What you should do
Write out every record exactly as it appears. Skip the pictures.

******

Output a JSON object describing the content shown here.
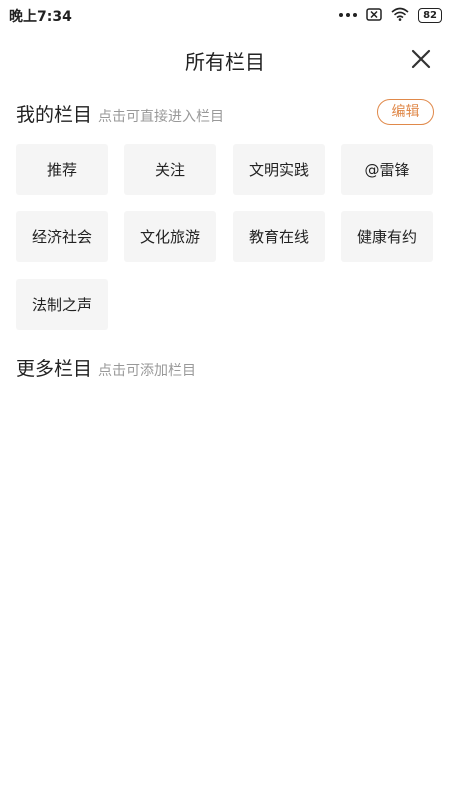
{
  "status_bar": {
    "time": "晚上7:34",
    "battery": "82",
    "icons": [
      "more-dots-icon",
      "no-sim-icon",
      "wifi-icon",
      "battery-icon"
    ]
  },
  "header": {
    "title": "所有栏目",
    "close_icon": "close-icon"
  },
  "my_channels": {
    "title": "我的栏目",
    "hint": "点击可直接进入栏目",
    "edit_label": "编辑",
    "items": [
      {
        "label": "推荐"
      },
      {
        "label": "关注"
      },
      {
        "label": "文明实践"
      },
      {
        "label": "@雷锋"
      },
      {
        "label": "经济社会"
      },
      {
        "label": "文化旅游"
      },
      {
        "label": "教育在线"
      },
      {
        "label": "健康有约"
      },
      {
        "label": "法制之声"
      }
    ]
  },
  "more_channels": {
    "title": "更多栏目",
    "hint": "点击可添加栏目"
  },
  "colors": {
    "accent": "#e0894a",
    "tile_bg": "#f5f5f5",
    "hint_text": "#999999"
  }
}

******

Answer area
Output a JSON object describing the content shown here.
{
  "status_bar": {
    "time": "晚上7:34",
    "battery": "82",
    "icons": [
      "more-dots-icon",
      "no-sim-icon",
      "wifi-icon",
      "battery-icon"
    ]
  },
  "header": {
    "title": "所有栏目",
    "close_icon": "close-icon"
  },
  "my_channels": {
    "title": "我的栏目",
    "hint": "点击可直接进入栏目",
    "edit_label": "编辑",
    "items": [
      {
        "label": "推荐"
      },
      {
        "label": "关注"
      },
      {
        "label": "文明实践"
      },
      {
        "label": "@雷锋"
      },
      {
        "label": "经济社会"
      },
      {
        "label": "文化旅游"
      },
      {
        "label": "教育在线"
      },
      {
        "label": "健康有约"
      },
      {
        "label": "法制之声"
      }
    ]
  },
  "more_channels": {
    "title": "更多栏目",
    "hint": "点击可添加栏目"
  },
  "colors": {
    "accent": "#e0894a",
    "tile_bg": "#f5f5f5",
    "hint_text": "#999999"
  }
}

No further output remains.